**Input:**
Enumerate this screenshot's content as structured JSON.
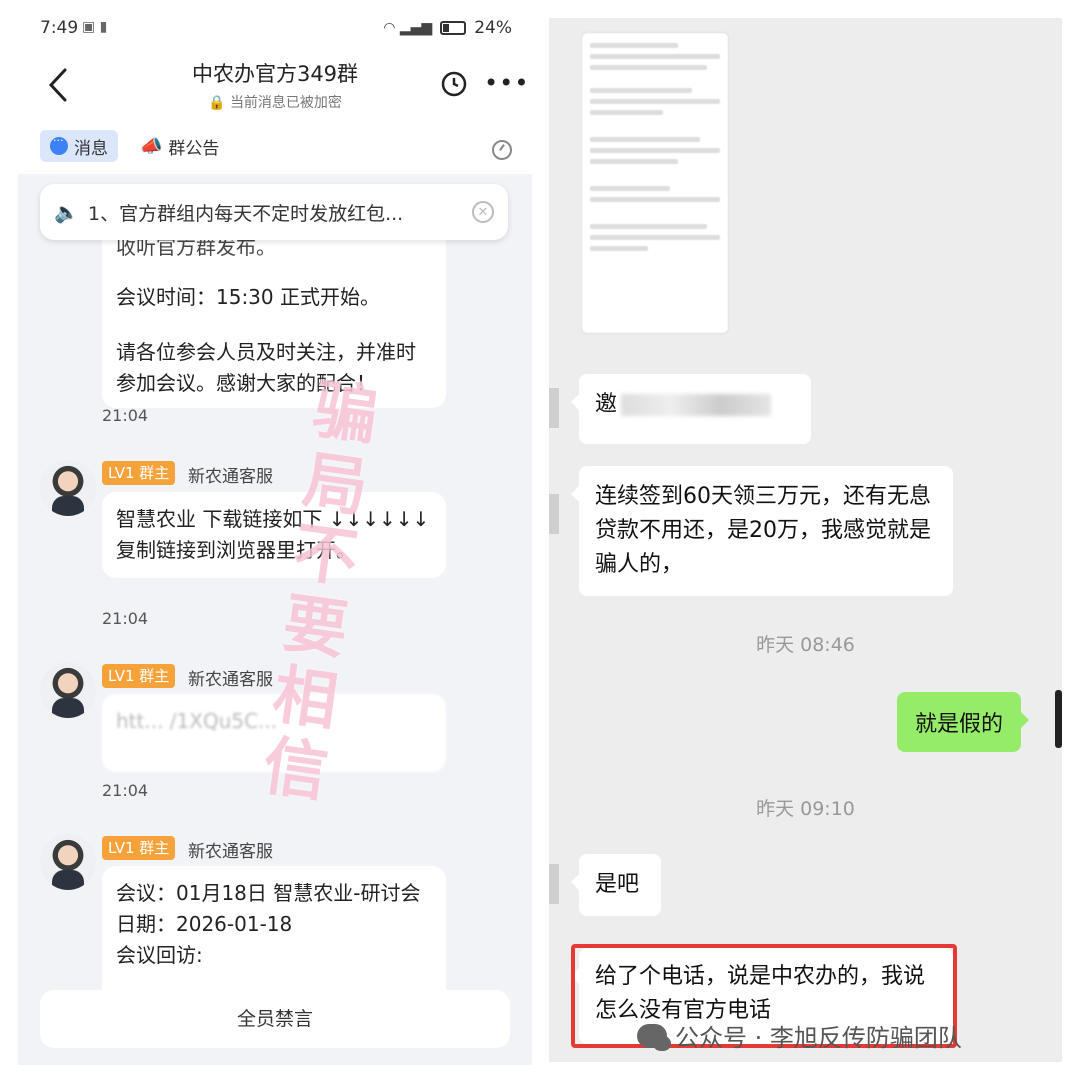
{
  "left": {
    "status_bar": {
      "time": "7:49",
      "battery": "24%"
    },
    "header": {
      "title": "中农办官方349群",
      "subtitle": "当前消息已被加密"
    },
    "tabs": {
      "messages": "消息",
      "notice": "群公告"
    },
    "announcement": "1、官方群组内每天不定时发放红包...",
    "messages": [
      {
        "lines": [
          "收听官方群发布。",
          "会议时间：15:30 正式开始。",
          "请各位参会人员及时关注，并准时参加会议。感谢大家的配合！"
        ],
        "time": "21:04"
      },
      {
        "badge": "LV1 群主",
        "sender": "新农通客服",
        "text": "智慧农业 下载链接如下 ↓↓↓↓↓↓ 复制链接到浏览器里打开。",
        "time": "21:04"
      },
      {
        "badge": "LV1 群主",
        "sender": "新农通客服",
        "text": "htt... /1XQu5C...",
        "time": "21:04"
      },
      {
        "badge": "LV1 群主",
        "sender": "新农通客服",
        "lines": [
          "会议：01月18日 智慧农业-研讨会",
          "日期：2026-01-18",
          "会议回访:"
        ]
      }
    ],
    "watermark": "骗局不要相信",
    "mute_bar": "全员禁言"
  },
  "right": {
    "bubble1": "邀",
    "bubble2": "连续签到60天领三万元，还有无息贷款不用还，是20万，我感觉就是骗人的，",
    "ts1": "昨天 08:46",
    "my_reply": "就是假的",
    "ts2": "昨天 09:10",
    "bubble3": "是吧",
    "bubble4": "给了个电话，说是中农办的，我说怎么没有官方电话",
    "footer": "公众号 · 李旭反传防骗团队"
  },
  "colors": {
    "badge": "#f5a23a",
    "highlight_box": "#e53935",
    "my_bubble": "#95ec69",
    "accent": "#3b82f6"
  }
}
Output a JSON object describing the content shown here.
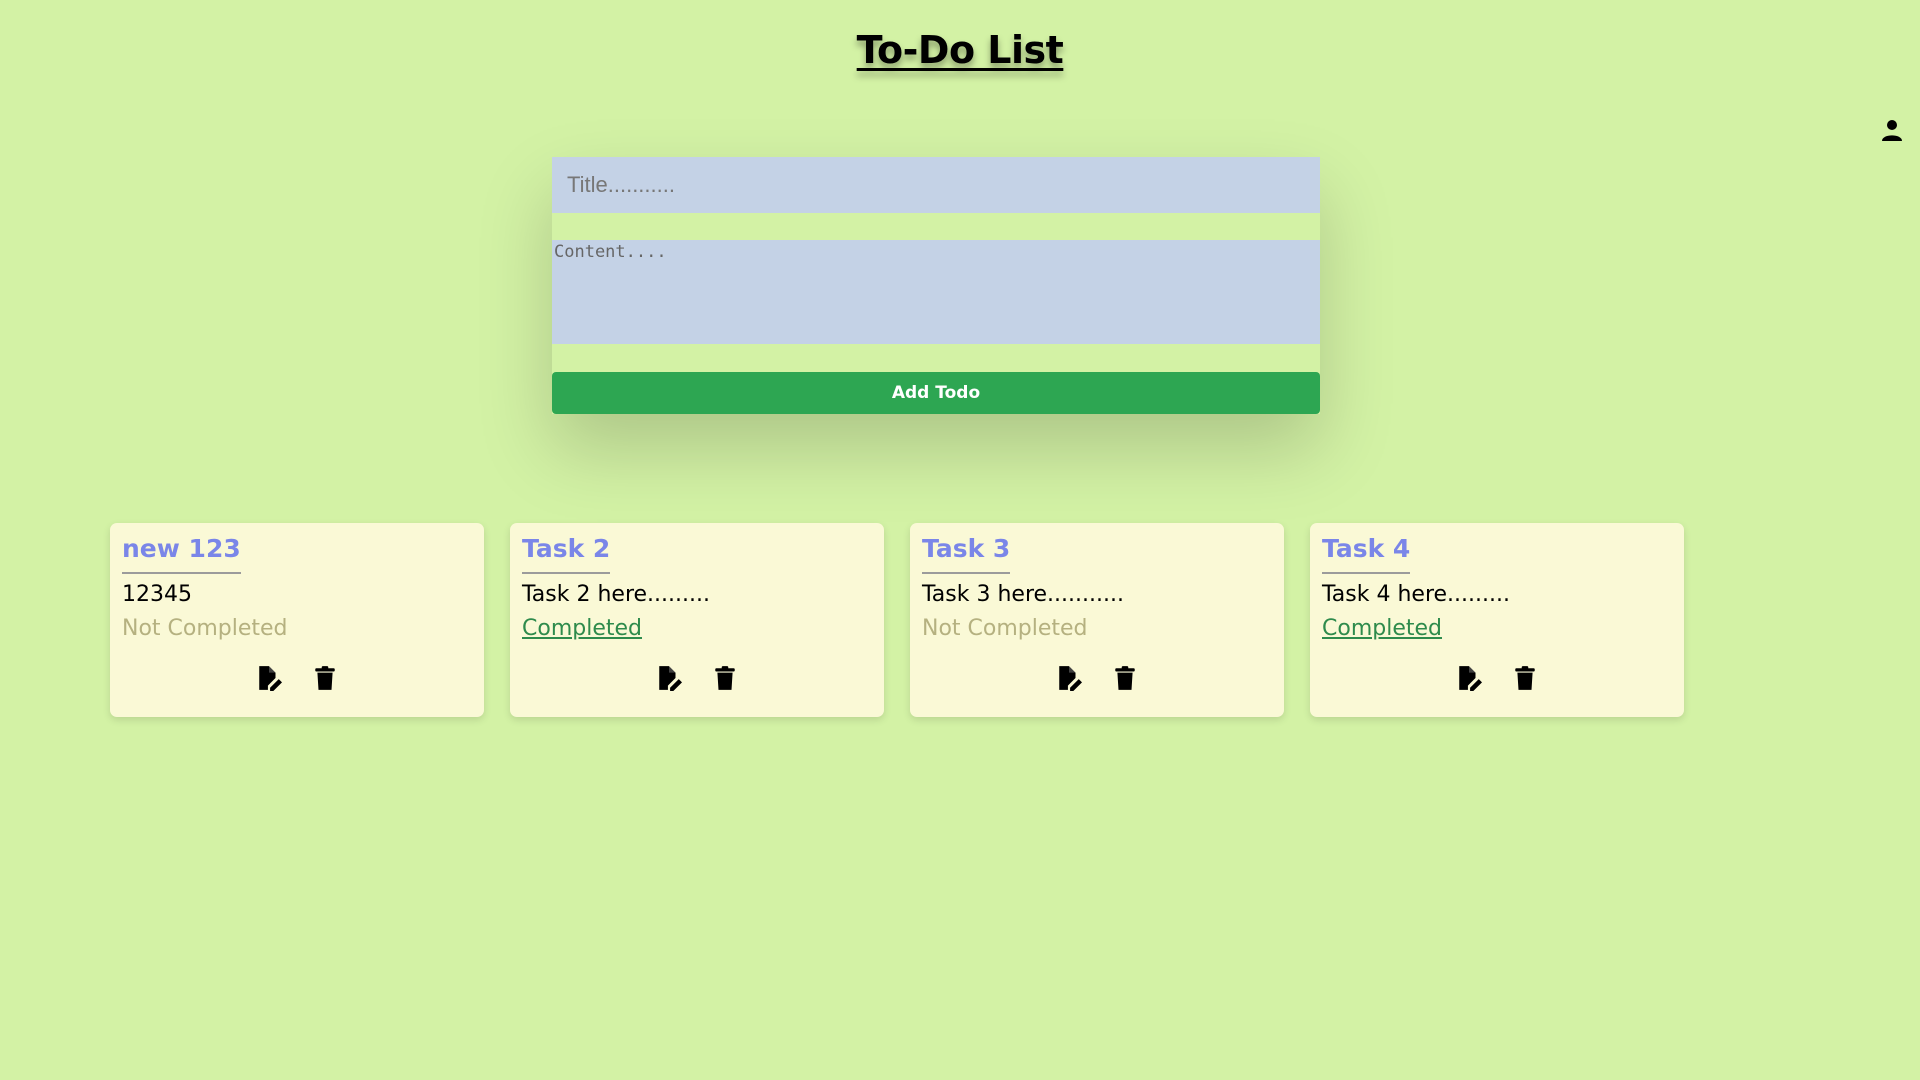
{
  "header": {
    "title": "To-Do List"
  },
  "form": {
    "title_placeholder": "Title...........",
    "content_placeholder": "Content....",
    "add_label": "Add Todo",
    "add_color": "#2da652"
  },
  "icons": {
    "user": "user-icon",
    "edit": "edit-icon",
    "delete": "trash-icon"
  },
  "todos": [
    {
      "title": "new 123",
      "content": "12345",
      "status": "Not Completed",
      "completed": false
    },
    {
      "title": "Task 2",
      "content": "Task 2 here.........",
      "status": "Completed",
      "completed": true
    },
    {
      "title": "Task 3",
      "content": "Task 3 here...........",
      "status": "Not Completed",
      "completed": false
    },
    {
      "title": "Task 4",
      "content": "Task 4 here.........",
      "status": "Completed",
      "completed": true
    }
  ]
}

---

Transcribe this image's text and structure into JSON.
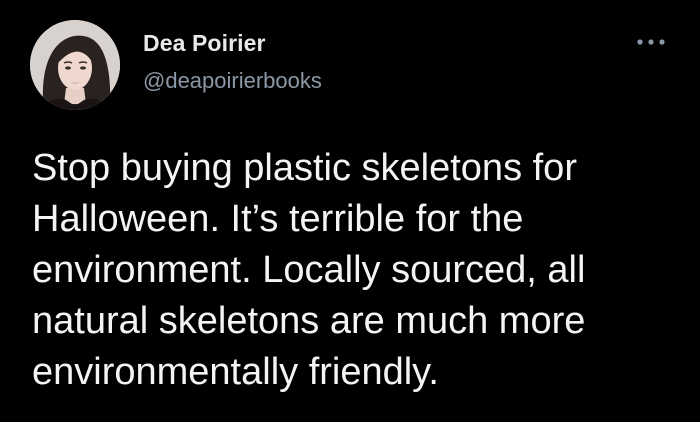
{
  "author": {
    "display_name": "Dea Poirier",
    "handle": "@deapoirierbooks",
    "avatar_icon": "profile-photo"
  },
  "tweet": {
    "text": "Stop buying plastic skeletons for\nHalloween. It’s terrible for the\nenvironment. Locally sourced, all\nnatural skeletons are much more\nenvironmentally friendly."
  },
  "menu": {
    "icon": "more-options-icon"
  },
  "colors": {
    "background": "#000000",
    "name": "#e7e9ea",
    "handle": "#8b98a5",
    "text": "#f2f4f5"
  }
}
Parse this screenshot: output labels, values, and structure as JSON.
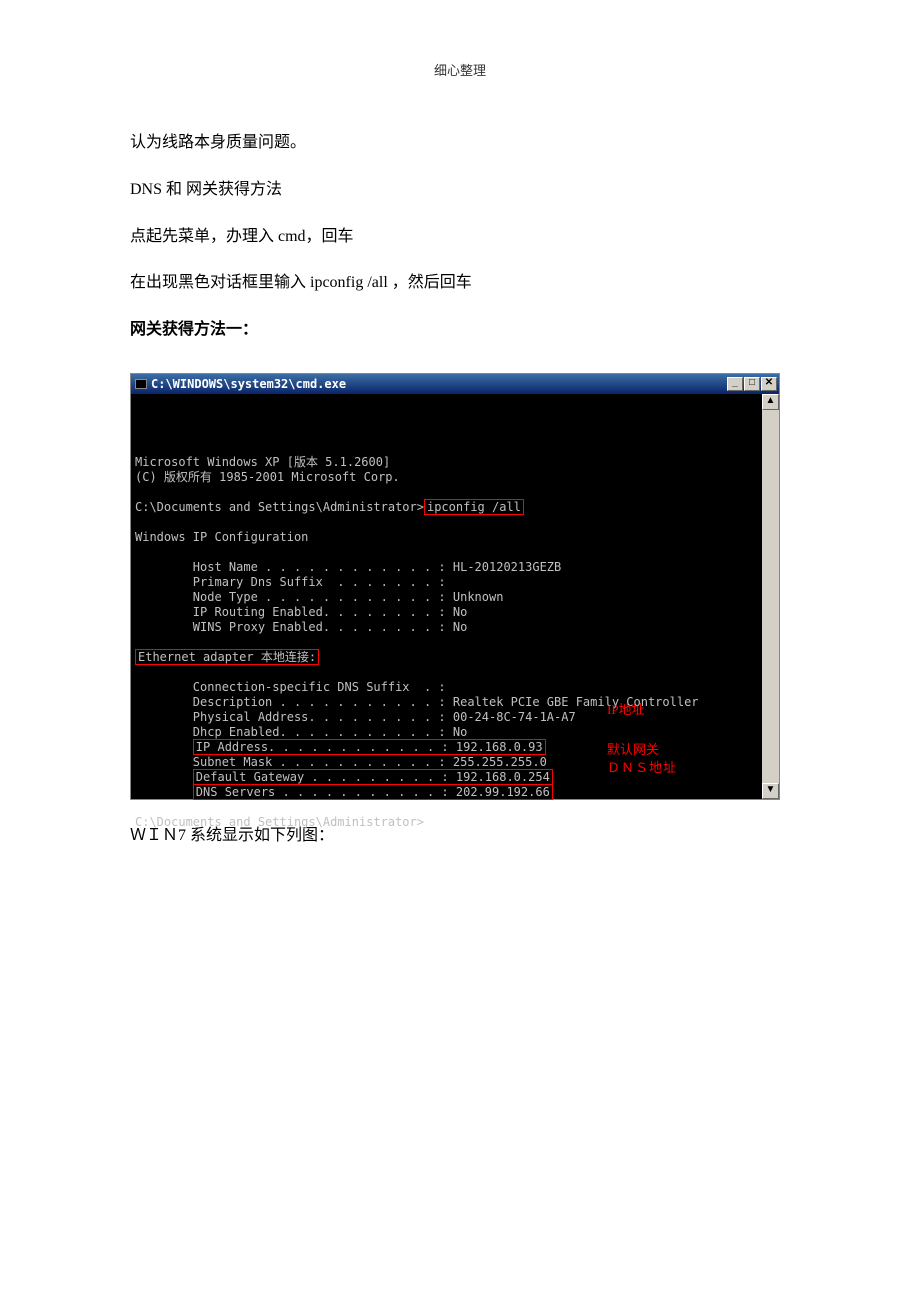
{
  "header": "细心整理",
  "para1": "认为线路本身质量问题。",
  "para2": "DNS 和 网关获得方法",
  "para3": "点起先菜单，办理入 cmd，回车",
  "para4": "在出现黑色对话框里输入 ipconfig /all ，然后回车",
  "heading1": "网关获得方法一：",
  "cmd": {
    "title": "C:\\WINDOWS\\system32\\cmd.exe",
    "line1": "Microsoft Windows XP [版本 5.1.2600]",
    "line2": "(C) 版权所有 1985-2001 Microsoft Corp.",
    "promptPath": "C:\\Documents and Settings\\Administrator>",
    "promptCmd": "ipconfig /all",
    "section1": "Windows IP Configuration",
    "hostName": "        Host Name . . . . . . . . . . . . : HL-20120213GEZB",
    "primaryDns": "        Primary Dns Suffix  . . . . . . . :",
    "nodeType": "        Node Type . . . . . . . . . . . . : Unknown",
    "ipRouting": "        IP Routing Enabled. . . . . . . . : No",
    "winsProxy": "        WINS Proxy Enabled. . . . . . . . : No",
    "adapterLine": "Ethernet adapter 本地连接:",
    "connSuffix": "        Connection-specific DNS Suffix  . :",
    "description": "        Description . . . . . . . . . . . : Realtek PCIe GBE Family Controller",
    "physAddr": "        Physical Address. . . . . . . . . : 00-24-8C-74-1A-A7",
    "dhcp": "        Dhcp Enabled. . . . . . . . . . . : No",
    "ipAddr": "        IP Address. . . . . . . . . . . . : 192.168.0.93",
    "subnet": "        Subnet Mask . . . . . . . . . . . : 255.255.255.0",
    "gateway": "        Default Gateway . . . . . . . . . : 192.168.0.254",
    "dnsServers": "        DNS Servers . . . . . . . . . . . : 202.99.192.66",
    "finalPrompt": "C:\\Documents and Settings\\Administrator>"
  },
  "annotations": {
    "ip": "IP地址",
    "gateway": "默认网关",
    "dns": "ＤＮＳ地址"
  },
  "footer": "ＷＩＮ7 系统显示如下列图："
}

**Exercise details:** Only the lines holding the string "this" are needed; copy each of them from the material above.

**Finished task:**
Enumerate this screenshot's content as structured JSON.
Transcribe this image's text and structure into JSON.
Parse this screenshot: output labels, values, and structure as JSON.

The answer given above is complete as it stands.